Now for the cautionary tale. Meetspace was launched as an experiment. It was designed to show what you could do with the MyBlogLog API and while we didn’t plan on it being a new feature, we thought it might be an interesting way to bring the virtual social network into the physical world if it caught on.
It never had a chance.
Shortly after the eTech conference I received a call from the legal department at Yahoo. I forgot who was on the phone but he basically opened the call with, “You are going to shut Meetspace down, right?” as if it was beyond debate. I gave him my arguments for why we should let it run, (it was opt-in, it was innovative, it helped demonstrate our API) but all this fell on deaf ears.
The trump argument by legal was that if anyone were to be harmed in any way, and if the police were to require discovery to see if anyone else were around while harm was being done, the police could use the Meetspace app as reason to require Yahoo to turn over their user logs. Yahoo did not want to run the risk of having to turn over these logs to the police. End of story. Game over.
Hopefully it’ll be different for Hightlight and Glancee this time around.

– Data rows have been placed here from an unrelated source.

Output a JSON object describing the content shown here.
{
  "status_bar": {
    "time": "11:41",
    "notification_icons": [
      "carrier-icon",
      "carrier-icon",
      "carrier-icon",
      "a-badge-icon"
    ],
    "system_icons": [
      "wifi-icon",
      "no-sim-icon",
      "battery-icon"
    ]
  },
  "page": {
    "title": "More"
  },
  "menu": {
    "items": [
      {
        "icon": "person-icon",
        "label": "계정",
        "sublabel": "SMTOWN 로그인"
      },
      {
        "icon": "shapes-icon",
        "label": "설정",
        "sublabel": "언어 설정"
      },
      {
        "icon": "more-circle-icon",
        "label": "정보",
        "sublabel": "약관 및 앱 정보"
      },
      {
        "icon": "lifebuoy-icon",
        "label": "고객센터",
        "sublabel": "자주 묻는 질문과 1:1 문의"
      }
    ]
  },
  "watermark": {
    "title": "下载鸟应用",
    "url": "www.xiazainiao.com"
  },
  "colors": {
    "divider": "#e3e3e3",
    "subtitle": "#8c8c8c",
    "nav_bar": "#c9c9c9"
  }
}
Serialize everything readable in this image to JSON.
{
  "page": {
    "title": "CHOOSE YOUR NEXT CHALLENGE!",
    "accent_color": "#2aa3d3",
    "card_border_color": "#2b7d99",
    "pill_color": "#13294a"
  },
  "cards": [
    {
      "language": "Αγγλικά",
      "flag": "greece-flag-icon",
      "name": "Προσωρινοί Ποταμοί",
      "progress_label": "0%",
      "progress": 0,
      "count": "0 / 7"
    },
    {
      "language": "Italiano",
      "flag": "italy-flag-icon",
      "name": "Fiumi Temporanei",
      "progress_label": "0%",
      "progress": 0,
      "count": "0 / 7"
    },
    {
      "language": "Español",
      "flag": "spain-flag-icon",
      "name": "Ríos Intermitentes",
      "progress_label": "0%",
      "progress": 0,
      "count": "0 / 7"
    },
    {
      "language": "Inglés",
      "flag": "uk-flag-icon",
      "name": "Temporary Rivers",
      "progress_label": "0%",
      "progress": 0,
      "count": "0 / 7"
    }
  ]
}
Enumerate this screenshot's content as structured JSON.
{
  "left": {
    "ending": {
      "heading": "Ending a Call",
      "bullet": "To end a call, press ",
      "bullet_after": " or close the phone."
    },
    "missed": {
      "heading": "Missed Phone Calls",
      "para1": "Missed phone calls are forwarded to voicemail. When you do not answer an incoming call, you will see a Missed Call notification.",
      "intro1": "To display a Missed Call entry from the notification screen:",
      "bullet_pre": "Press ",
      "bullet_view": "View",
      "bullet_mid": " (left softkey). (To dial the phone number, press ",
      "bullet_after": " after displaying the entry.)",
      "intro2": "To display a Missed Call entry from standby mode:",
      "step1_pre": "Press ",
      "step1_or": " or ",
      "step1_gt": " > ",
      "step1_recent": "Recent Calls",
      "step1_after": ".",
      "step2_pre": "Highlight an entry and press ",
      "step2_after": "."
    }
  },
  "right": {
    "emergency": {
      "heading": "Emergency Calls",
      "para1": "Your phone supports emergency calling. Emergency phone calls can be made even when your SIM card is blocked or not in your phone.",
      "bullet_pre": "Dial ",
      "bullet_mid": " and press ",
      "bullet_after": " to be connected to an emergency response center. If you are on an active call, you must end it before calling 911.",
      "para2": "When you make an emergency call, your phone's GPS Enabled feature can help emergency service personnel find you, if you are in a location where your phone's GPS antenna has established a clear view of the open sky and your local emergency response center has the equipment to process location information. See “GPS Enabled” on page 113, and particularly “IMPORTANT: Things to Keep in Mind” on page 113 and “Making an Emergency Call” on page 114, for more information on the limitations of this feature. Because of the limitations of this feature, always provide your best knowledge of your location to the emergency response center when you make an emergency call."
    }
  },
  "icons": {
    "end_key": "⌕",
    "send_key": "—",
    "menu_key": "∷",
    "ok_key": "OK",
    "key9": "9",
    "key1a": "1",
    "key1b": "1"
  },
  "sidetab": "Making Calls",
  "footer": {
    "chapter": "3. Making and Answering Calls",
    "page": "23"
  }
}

Through the eyes of a four year old child who grew up in the on-demand entertainment world of Netflix, traditional “appointment television” is a foreign concept. The interruption of commercials jarring and confusing. The following is from Patrick Rhone who is writing about his daughter and her utter disbelief in how things used to be when you turned on the television.
“I didn’t turn it off, honey. This is just a commercial. I was turning the volume down because it was so loud. Shrek will come back on in a few minutes” I say.
“Did it break?”, she asks. It does sometimes happen at home that Flash or Silverlight implode, interrupt her show, and I have to fix it.
“No. It’s just a commercial.”
“What’s a commercial?”, she asks.
”It is like little shows where they tell you about other shows and toys and snacks.”, I explain.
The movie comes back on for poor, confused Beatrice. She doesn’t understand why someone would program interruptions into the middle of a movie. Just as she gets back into enjoying the movie again, another commercial break descends.
“Why did they stop the movie again?” Beatrix, asks. Thus leading to essentially the same conversation as before. She just does not understand why one would want to watch anything this way. It’s boring and frustrating. She makes it through the end of the movie but has little interest in watching more. She’d rather play. The television is never turned on again during our stay.
And so it goes, the future is already here. If you don’t let them enjoy media without distraction, they’ll make their own.